“We are looking for talented and passionate architects who are excited about making buildings and working outside their comfort zone towards innovation in architecture. Hard work and dedication, combined with inspiration and drawing ability, is one thing that all staff members share. You must have truly excellent written and oral communication skills.
Cover Letter with Salary History:
Send us a brief, signed cover letter specific to our company that states why it makes sense to hire you. Graphic presentation is key. This is your first impression and demonstrates your ability as a designer. Use care in selecting the paper, the font, and the organization of text on the page.
People who have stayed at a firm for 4-5 years are very attractive. We are looking for great experience and commitment. Limit your resume to one page only.
Your Work Samples:
Show us only your best stuff and the work you are most passionate about.

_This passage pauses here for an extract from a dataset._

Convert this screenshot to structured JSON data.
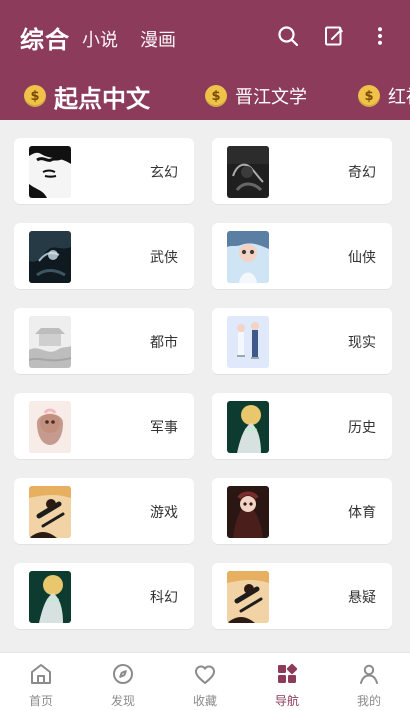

You should showcase your abilities – whether it is a sketch, a floor plan, a construction detail, wall section, spec section, watercolor, etc. So long as it is your work, we are interested in seeing it. Please do not show renderings made by others. Submitting renderings other than your own will lead to automatic rejection.
After making it through the first resume review process, we give selected promising candidates a graphic test in our office. The goals of this 20 minute test are:
- Drawing ability using a pencil. This is a tool that architects use to communicate. In our office we are always drawing and sketching freehand.
- Passion for architecture and analytical ability. There is a portion of the test in which you have to draw a plan and a section or elevation of any piece of architecture. Amazingly, either history is no longer taught or the relevance of our architectural past is not integrated into design curricula since most people fail this portion catastrophically.
- Basic design ability. This is a classic “Architecture 101” test to measure spatial design ability.
You will be asked to present highlights of your work and a detail or two. Move quickly and ask questions. Let the person conducting the interview hold the portfolio and turn at their own pace. You must demonstrate your ability to edit and to be concise. Do not be late: Make sure that you are on time and are dressed as if you were meeting with a valued client.